- Aside from fighting for facts, what else are you passionate about?
I am a foodie and would now call myself a plant-based foodie after transitioning to a vegan lifestyle in 2017. I went vegan for the animals, the environment and my health, but stayed for the food. I make a yummy vegan Bolognese. I am a big fan of holistic beauty and wellness practices, particularly those that are grounded in ancient wellness traditions. The first time I ever visited a traditional Korean jimjilbang (a traditional bathhouse with hot tubs, kiln saunas massage), I was sold. If you’ve ever tried the Mugwort bath, then you know what I mean! I love music and grew up exploring my parents’ extensive vinyl collection, listening to the incredible Black American musicians and artists of the 20th century — Minnie Riperton, Miles Davis, Stevie Wonder, Marvin Gaye, Maze & Frankie Beverly, the list goes on. Their works are timeless. I played the clarinet and drums for 13 years, and my fiancé is a professional keyboardist. Luckily, I can satisfy my dreams of being a musical virtuoso by living vicariously through him when he performs.
- Are you on team dog, team cat, team wombat?

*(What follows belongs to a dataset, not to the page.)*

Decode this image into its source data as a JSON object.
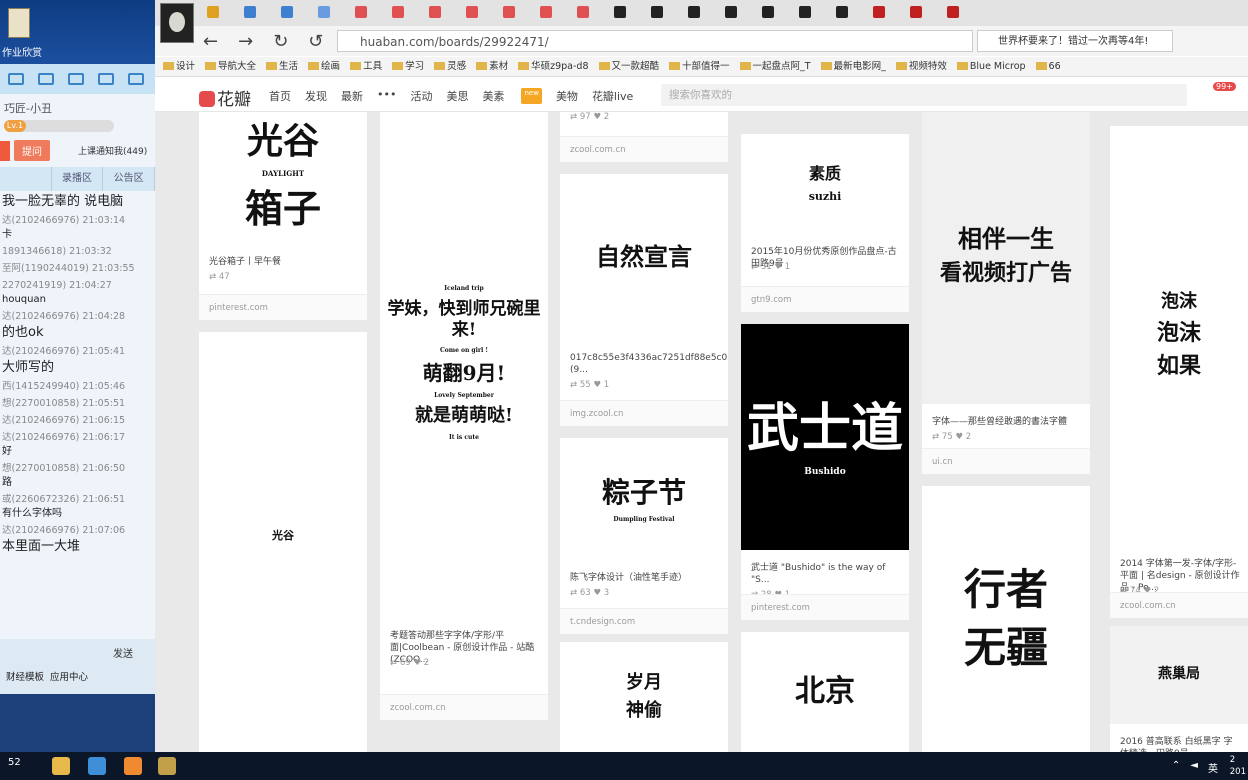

Or do you prefer stuffed animals to pets?
I am team equal opportunity for all animals! I don’t have any pets now but look forward to loving some in the future. In a perfect world, I’d get a dog and a cat at the same time, and they’d be best friends.
- What one item do you always have in your refrigerator?
- What’s in your pocket/backpack/laptop case right now?
Keys, wallet, a pen, AirPods, hand sanitizer, face mask, and Dr. Bronner’s cherry blossom and lime lip balm. Lip balm options are important.